Friday, 31 October 2008

Transforming environments

This is a short piece to go with my presentation as part of the Transforming Environments seminar at the National Children's Bureau - the first in their Listening as a Way of Life series.

My presentation is about my experience of coming to an old 1950s nursery school in central London 2003, which I found personally a depressing and grey place, and where I felt many of the children were experienced and thought of as difficult, defiant, like animals to be tamed. I was fortunate to be able to work with Wendy Titman, a uniquely talented designer and builder of nursery school gardens. We were able to engage in a kind of conversation with the children and their families; a conversation which is resulting in the design of a beautiful nursery school garden. It’s a conversation which has also had many broken phrases and antagonisms, especially at the beginning. I still think of the community consultation event as the worst night of my life, partly joking.

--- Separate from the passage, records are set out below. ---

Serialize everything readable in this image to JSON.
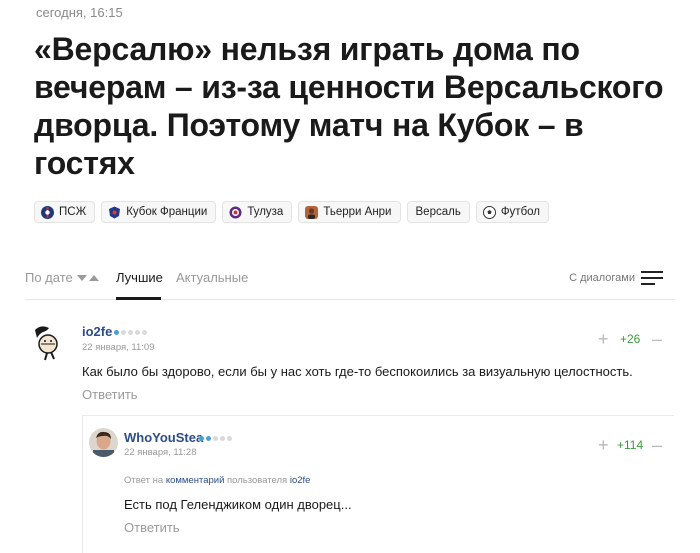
{
  "article": {
    "timestamp": "сегодня, 16:15",
    "title": "«Версалю» нельзя играть дома по вечерам – из-за ценности Версальского дворца. Поэтому матч на Кубок – в гостях"
  },
  "tags": [
    {
      "label": "ПСЖ",
      "icon": "psg-icon"
    },
    {
      "label": "Кубок Франции",
      "icon": "coupe-de-france-icon"
    },
    {
      "label": "Тулуза",
      "icon": "toulouse-icon"
    },
    {
      "label": "Тьерри Анри",
      "icon": "person-icon"
    },
    {
      "label": "Версаль",
      "icon": ""
    },
    {
      "label": "Футбол",
      "icon": "football-icon"
    }
  ],
  "comments_nav": {
    "sort_by_date": "По дате",
    "tab_best": "Лучшие",
    "tab_actual": "Актуальные",
    "dialogs": "С диалогами"
  },
  "comments": [
    {
      "username": "io2fe",
      "date": "22 января, 11:09",
      "text": "Как было бы здорово, если бы у нас хоть где-то беспокоились за визуальную целостность.",
      "score": "+26",
      "reply_label": "Ответить",
      "rating_level": 1
    },
    {
      "username": "WhoYouStea",
      "date": "22 января, 11:28",
      "reply_meta_prefix": "Ответ на",
      "reply_meta_link": "комментарий",
      "reply_meta_middle": "пользователя",
      "reply_meta_user": "io2fe",
      "text": "Есть под Геленджиком один дворец...",
      "score": "+114",
      "reply_label": "Ответить",
      "rating_level": 2
    }
  ],
  "colors": {
    "link": "#2b4d8c",
    "positive": "#3c9a3c",
    "muted": "#999999",
    "rating_on": "#4a9fd8"
  }
}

I was putting these slides together when I was supposed to be learning about interview techniques in qualitative research. I came across Steinar Kvale’s description of ‘…the original Latin meaning of conversation as “wandering together with”’. Kvale also cites Rorty’s comments on inspired criticism to elaborate on his idea of a transformative conversation that is “the result of an encounter with an author, character, plot, stanza, line, or archaic torso which has made a difference to the critic’s conception of who she is, what she is good for, what she wants to do with herself; an encounter which has re-arranged her priorities and purposes”.

This is one way of thinking about the garden, as a type of wandering together with the children; learning something of what a garden might mean to a child growing up in a small flat; how a garden could transform a child’s feeling of what she is, or could be; and thinking about how and why the desires of the children could often seem at cross purposes to the intentions of the adults.

Steinar Kvale (1996) InterViews: an introduction to qualitative research interviewing

No comments:

Post a Comment